Alvarez revealed that Romulus is set around two decades years after Alien, a timeline that would place it about 40 years before Aliens. The film-maker has already said in other interviews that the new film was inspired by a scene in the extended cut of Cameron’s sequel, in which a group of teenagers can be seen on the LV-426 planetoid prior to the xenomorph infestation. “After Don’t Breathe someone asked me ‘if you could do anything what would it be’ and I said Alien, no doubt. Then I had a kind-of random meeting at [Ridley Scott’s production company] Scott Free in 2017. They asked me, what would you want to see, just as a fan, and I said I would be curious to see what happened to those people in real life, growing up on a mining colony and there’s no future for them.”

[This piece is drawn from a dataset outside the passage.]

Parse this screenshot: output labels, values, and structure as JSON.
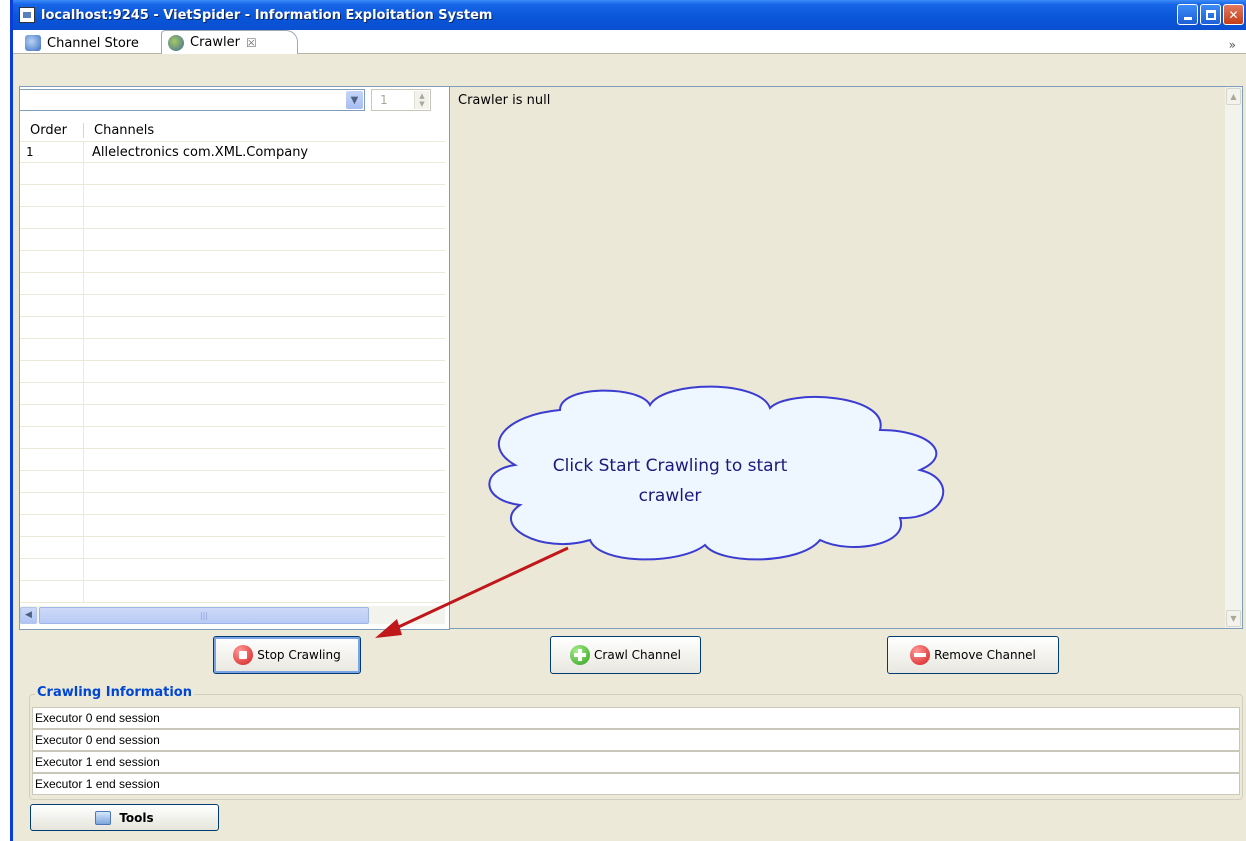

Alvarez waxed lyrical about bringing back members of the original Stan Winston team that worked on Alien and Aliens, discussed the use of animatronics and miniatures to create a sense of old-school realism and admitted he wasn’t afraid to get his own hands dirty. “They are super handmade these movies,” he told the audience. “I’m there on the floor puppeteering everything you see there. Every facehugger underwater is me shaking this piece of rubber while holding the camera at the same time.”

The greatest sense from the brief footage screened was that this looks like an Alien movie that cleaves far more closely to horror than sci-fi fantasy. There are androids, naturally, and spaceships galore. But so far there doesn’t seem to be any sense that Alvarez is interested in exploring the “mystery box” veneer that permeated Scott’s later films and the Scott Free-produced TV series Raised By Wolves, which always felt like it might be sneakily set in the same universe as Prometheus and Covenant.

Nor does Romulus feel like a big budget blockbuster wannabe that will fade into insignificance in a few years’ time. Alvarez pointed out that the original Aliens sequel, despite feeling “massive” was shot relatively cheaply with the crew “doing what they could with what they had” and suggested Romulus followed a similar path. “Everybody’s giving it everything. You’re working on everything, building things yourself. On this movie I did some of the special effects myself because I can do that, and at some point we ran out of money. You cannot just depend on ‘we’ll hire all the right people and we’ll have a great movie’. You have to make it very personal and super-involved.”

Romulus might just pull off the rare feat of scaring the living bejesus out of us, without necessarily leaving anyone wanting more. In this world of endless franchise-building – let’s not forget we still have Noah Hawley’s Alien TV series to look forward to – it might just end up being refreshing to find an Alien movie that revels in its own determination not to tell us too much about the hideous, glans-shaped beastie that has just burst out of someone’s chest cavity. After all, wasn’t that the reason we all loved this disgusting thing in the first place?